On 29 March 2022 Federal treasurer Josh Frydenberg announced that the Morrison Government’s (the Government) 2022 budget (the Federal Budget) would be extending Paid Parental Leave (PPL) to support new parents. Mr Frydenberg revealed that the government was engaging with key stakeholders in amending the National Employment Standards (NES) to boost redundancy payouts to women and to extend unpaid leave entitlements to foster and kinship carers.
The Government has promised to provide $346.1 million over 5 years from 2021-22 to improve economic security for women by enhancing the PPL scheme.
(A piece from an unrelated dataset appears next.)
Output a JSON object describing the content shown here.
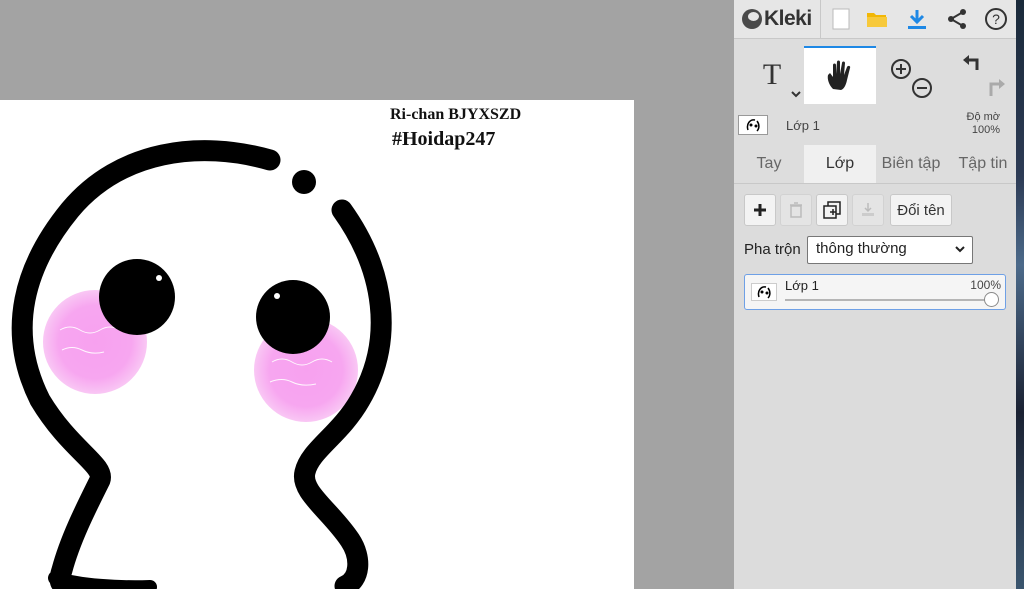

The purpose of the change is to protect women who are the primary earner and do not currently have access to employer-funded PPL. As it stands, the government will provide the primary carer of a new baby up to 18 weeks leave paid at the minimum wage and their partner can receive two weeks of payment. The mother of the child must have an income of less than $150,000 to be eligible for government PPL.
Under the proposed scheme, new parents will be able to choose how they split their 20 weeks of PPL. The PPL Scheme would enable parents to take leave at any time within 2 years of the birth or adoption of a child and the threshold would be expanded from $150,000 (mother’s income) to a household income of $350,000 per annum. The government has estimated that nearly 2,200 more families will become eligible when the changes are enacted.
To combat the low numbers of men going on parental leave, the Government has announced that fathers will be able to take government PPL in conjunction with employer-funded leave. All singles will also be entitled to the full 20-weeks of PPL. In the 2021 financial year less than 90,000 fathers used the two weeks of Dad and Partner Pay. Of those using Government PPL and accessing employer funded schemes, 99.5% for the former and 88% for the latter were women. The Government believes that the proposed changes will give families more of a choice in who cares for the baby.
A proposal to amend the NES was also put forward in the Federal Budget. The proposed amendment relates specifically to boosting of redundancy payouts for women. IR Minister Michaelia Cash said that the changes would “ensure fairness and equity in redundancy payments more fairly reflect average working hours over the course of a person’s employment”. Amendments to redundancy calculation methods under the National Employment Standards in the Fair Work Act 2009 (Cth) would ensure that redundancy payments more accurately reflect average working hours over the course of a person’s employment, the Government has claimed. As at publication, the Government is yet to implement any changes to the NES and is “consulting with key stakeholders” according to the minister. The proposal also features extra unpaid leave entitlements which may be implemented to foster and kinship carers to “recognise the contribution foster and kinship carers make to vulnerable children”.
If you have any questions about how the Federal Budget may affect your employment, do not hesitate to contact Nick Stevens, Daphne Klianis or Josh Hoggett.